**YOUR GOAL:**
Find every line below where the string "ending" shows up, and copy those lines.

[Stored entries]
•••••

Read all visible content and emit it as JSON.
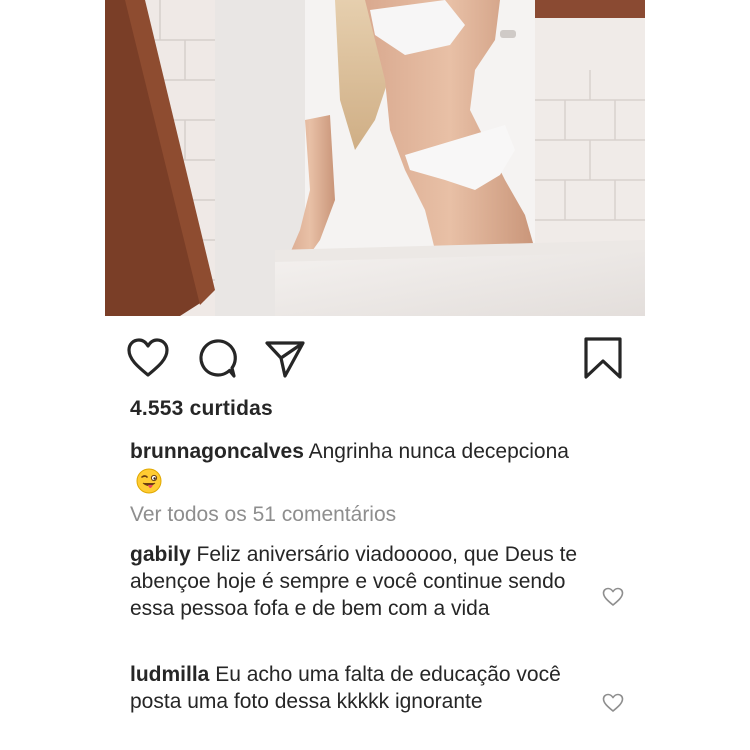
{
  "post": {
    "likes_text": "4.553 curtidas",
    "caption": {
      "username": "brunnagoncalves",
      "text": "Angrinha nunca decepciona",
      "emoji": "winking-face-with-tongue"
    },
    "view_all_comments": "Ver todos os 51 comentários"
  },
  "comments": [
    {
      "username": "gabily",
      "text": "Feliz aniversário viadooooo, que Deus te abençoe hoje é sempre e você continue sendo essa pessoa fofa e de bem com a vida"
    },
    {
      "username": "ludmilla",
      "text": "Eu acho uma falta de educação você posta uma foto dessa kkkkk ignorante"
    }
  ],
  "icons": {
    "like": "heart-icon",
    "comment": "comment-bubble-icon",
    "share": "paper-plane-icon",
    "save": "bookmark-icon",
    "comment_like": "heart-outline-icon"
  },
  "colors": {
    "text": "#262626",
    "muted": "#8e8e8e"
  }
}
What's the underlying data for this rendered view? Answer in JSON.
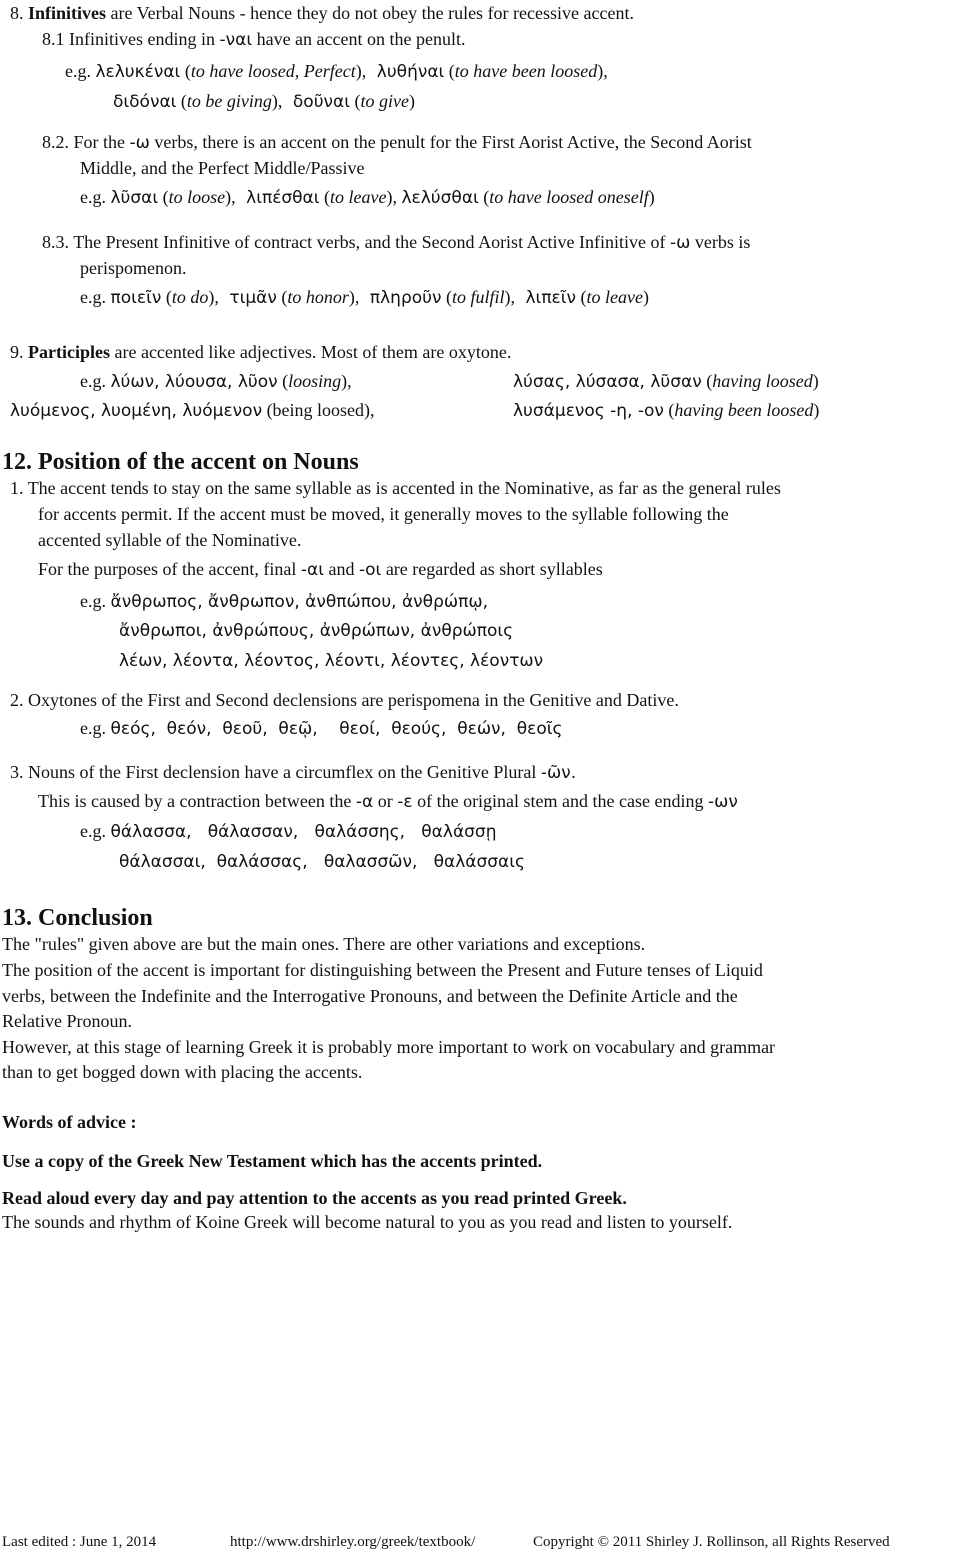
{
  "s8": {
    "num": "8.",
    "title": "Infinitives",
    "text": "are Verbal Nouns - hence they do not obey the rules for recessive accent.",
    "s81": {
      "num": "8.1",
      "pre": "Infinitives ending in",
      "ending": "-ναι",
      "post": "have an accent on the penult.",
      "eg": "e.g.",
      "examples": [
        {
          "greek": "λελυκέναι",
          "gloss_a": "(",
          "gloss_i": "to have loosed, Perfect",
          "gloss_b": "),"
        },
        {
          "greek": "λυθήναι",
          "gloss_a": "(",
          "gloss_i": "to have been loosed",
          "gloss_b": "),"
        },
        {
          "greek": "διδόναι",
          "gloss_a": "(",
          "gloss_i": "to be giving",
          "gloss_b": "),"
        },
        {
          "greek": "δοῦναι",
          "gloss_a": "(",
          "gloss_i": "to give",
          "gloss_b": ")"
        }
      ]
    },
    "s82": {
      "num": "8.2.",
      "pre": "For the",
      "ending": "-ω",
      "line1": "verbs, there is an accent on the penult for the First Aorist Active, the Second Aorist",
      "line2": "Middle, and the Perfect Middle/Passive",
      "eg": "e.g.",
      "examples": [
        {
          "greek": "λῦσαι",
          "gloss_i": "to loose",
          "tail": "),"
        },
        {
          "greek": "λιπέσθαι",
          "gloss_i": "to leave",
          "tail": "),"
        },
        {
          "greek": "λελύσθαι",
          "gloss_i": "to have loosed oneself",
          "tail": ")"
        }
      ]
    },
    "s83": {
      "num": "8.3.",
      "line1a": "The Present Infinitive of contract verbs, and the Second Aorist Active Infinitive of",
      "ending": "-ω",
      "line1b": "verbs is",
      "line2": "perispomenon.",
      "eg": "e.g.",
      "examples": [
        {
          "greek": "ποιεῖν",
          "gloss_i": "to do",
          "tail": "),"
        },
        {
          "greek": "τιμᾶν",
          "gloss_i": "to honor",
          "tail": "),"
        },
        {
          "greek": "πληροῦν",
          "gloss_i": "to fulfil",
          "tail": "),"
        },
        {
          "greek": "λιπεῖν",
          "gloss_i": "to leave",
          "tail": ")"
        }
      ]
    }
  },
  "s9": {
    "num": "9.",
    "title": "Participles",
    "text": "are accented like adjectives.  Most of them are oxytone.",
    "eg": "e.g.",
    "row1a_greek": "λύων, λύουσα, λῦον",
    "row1a_gloss": "loosing",
    "row1b_greek": "λύσας, λύσασα, λῦσαν",
    "row1b_gloss": "having loosed",
    "row2a_greek": "λυόμενος, λυομένη, λυόμενον",
    "row2a_gloss": "(being loosed),",
    "row2b_greek": "λυσάμενος -η, -ον",
    "row2b_gloss": "having been loosed"
  },
  "s12": {
    "heading": "12.  Position of the accent on Nouns",
    "p1": {
      "num": "1.",
      "line1": "The accent tends to stay on the same syllable as is accented in the Nominative, as far as the general rules",
      "line2": "for accents permit.  If the accent must be moved, it generally moves to the syllable following the",
      "line3": "accented syllable of the Nominative.",
      "note_pre": "For the purposes of the accent,  final",
      "note_e1": "-αι",
      "note_mid": "and",
      "note_e2": "-οι",
      "note_post": "are regarded as short syllables",
      "eg": "e.g.",
      "rows": [
        "ἄνθρωπος,  ἄνθρωπον,  ἀνθπώπου,  ἀνθρώπῳ,",
        "ἄνθρωποι,  ἀνθρώπους,  ἀνθρώπων,  ἀνθρώποις",
        "λέων,  λέοντα,  λέοντος,  λέοντι,  λέοντες,  λέοντων"
      ]
    },
    "p2": {
      "num": "2.",
      "text": "Oxytones of  the First and Second declensions are perispomena in the Genitive and Dative.",
      "eg": "e.g.",
      "row": "θεός,  θεόν,  θεοῦ,  θεῷ,    θεοί,  θεούς,  θεών,  θεοῖς"
    },
    "p3": {
      "num": "3.",
      "text": "Nouns of the First declension have a circumflex on the Genitive Plural",
      "ending": "-ῶν.",
      "line2a": "This is caused by a contraction between the",
      "e1": "-α",
      "or": "or",
      "e2": "-ε",
      "line2b": "of the original stem and the case ending",
      "e3": "-ων",
      "eg": "e.g.",
      "rows": [
        "θάλασσα,   θάλασσαν,   θαλάσσης,   θαλάσσῃ",
        "θάλασσαι,  θαλάσσας,   θαλασσῶν,   θαλάσσαις"
      ]
    }
  },
  "s13": {
    "heading": "13.  Conclusion",
    "lines": [
      "The \"rules\" given above are but the main ones.  There are other variations and exceptions.",
      "The position of the accent is important for distinguishing between the Present and Future tenses of Liquid",
      "verbs, between the Indefinite and the Interrogative Pronouns, and between the Definite Article and the",
      "Relative Pronoun.",
      "However, at this stage of learning Greek it is probably more important to work on vocabulary and grammar",
      "than to get bogged down with placing the accents."
    ]
  },
  "advice": {
    "title": "Words of advice :",
    "tip1": "Use a copy of the Greek New Testament  which has the accents printed.",
    "tip2": "Read aloud every day and pay attention to the accents as you read printed Greek.",
    "tip2_note": "The sounds and rhythm of Koine Greek will become natural to you as you read and listen to yourself."
  },
  "footer": {
    "edited": "Last edited :   June 1, 2014",
    "url": "http://www.drshirley.org/greek/textbook/",
    "copyright": "Copyright © 2011 Shirley J. Rollinson, all Rights Reserved"
  }
}
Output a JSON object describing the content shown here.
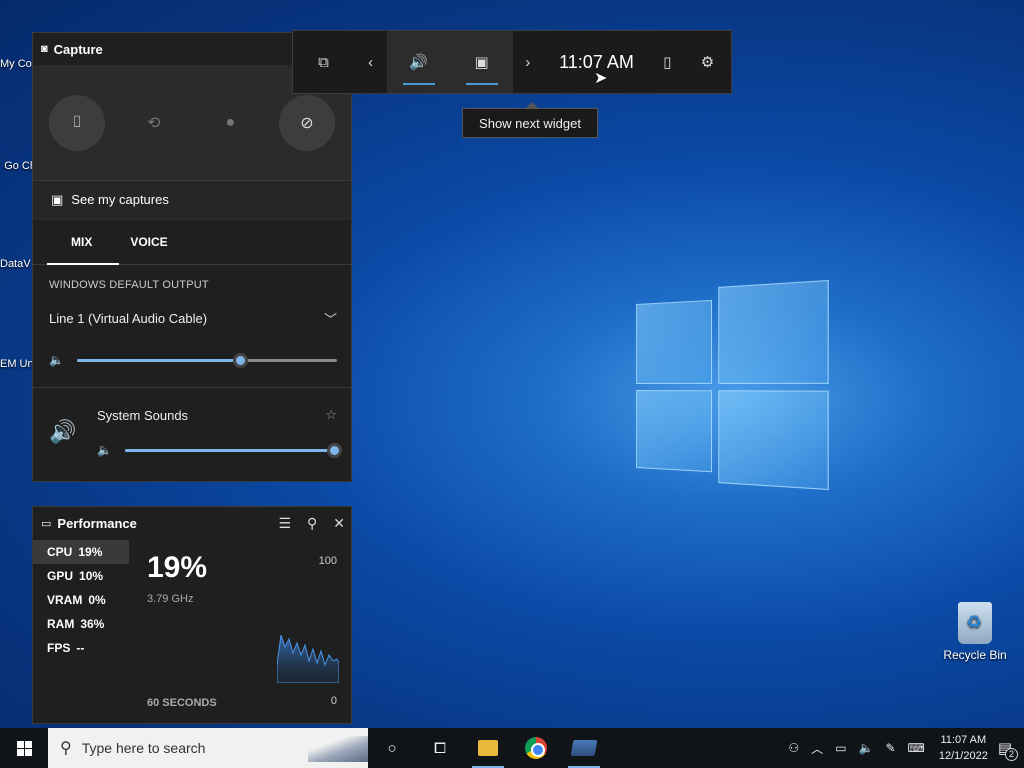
{
  "desktop": {
    "left_icons": [
      "My Co",
      "Go Ch",
      "DataV",
      "EM UnLo"
    ],
    "recycle_bin": "Recycle Bin"
  },
  "gamebar": {
    "clock": "11:07 AM",
    "tooltip": "Show next widget",
    "icons": [
      "widget-menu-icon",
      "chevron-left-icon",
      "audio-icon",
      "capture-icon",
      "chevron-right-icon",
      "mouse-icon",
      "gear-icon"
    ]
  },
  "capture": {
    "title": "Capture",
    "see_captures": "See my captures"
  },
  "audio": {
    "tabs": [
      "MIX",
      "VOICE"
    ],
    "section_label": "WINDOWS DEFAULT OUTPUT",
    "device": "Line 1 (Virtual Audio Cable)",
    "default_volume": 0.63,
    "system_sounds_label": "System Sounds",
    "system_volume": 1.0
  },
  "performance": {
    "title": "Performance",
    "metrics": [
      {
        "name": "CPU",
        "value": "19%"
      },
      {
        "name": "GPU",
        "value": "10%"
      },
      {
        "name": "VRAM",
        "value": "0%"
      },
      {
        "name": "RAM",
        "value": "36%"
      },
      {
        "name": "FPS",
        "value": "--"
      }
    ],
    "big_value": "19%",
    "freq": "3.79 GHz",
    "max": "100",
    "min": "0",
    "window": "60 SECONDS"
  },
  "taskbar": {
    "search_placeholder": "Type here to search",
    "time": "11:07 AM",
    "date": "12/1/2022",
    "notifications": "2"
  },
  "colors": {
    "accent": "#7db4ea",
    "gamebar_bg": "#1b1b1b",
    "panel_bg": "#1f1f1f",
    "taskbar_bg": "#101318"
  }
}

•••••

**WRITTEN ANSWER:**
      "pre": "Infinitives ending in",
      "ending": "-ναι",
      "ending": "-ω",
      "ending": "-ω",
      "ending": "-ῶν.",
      "line2b": "of the original stem and the case ending",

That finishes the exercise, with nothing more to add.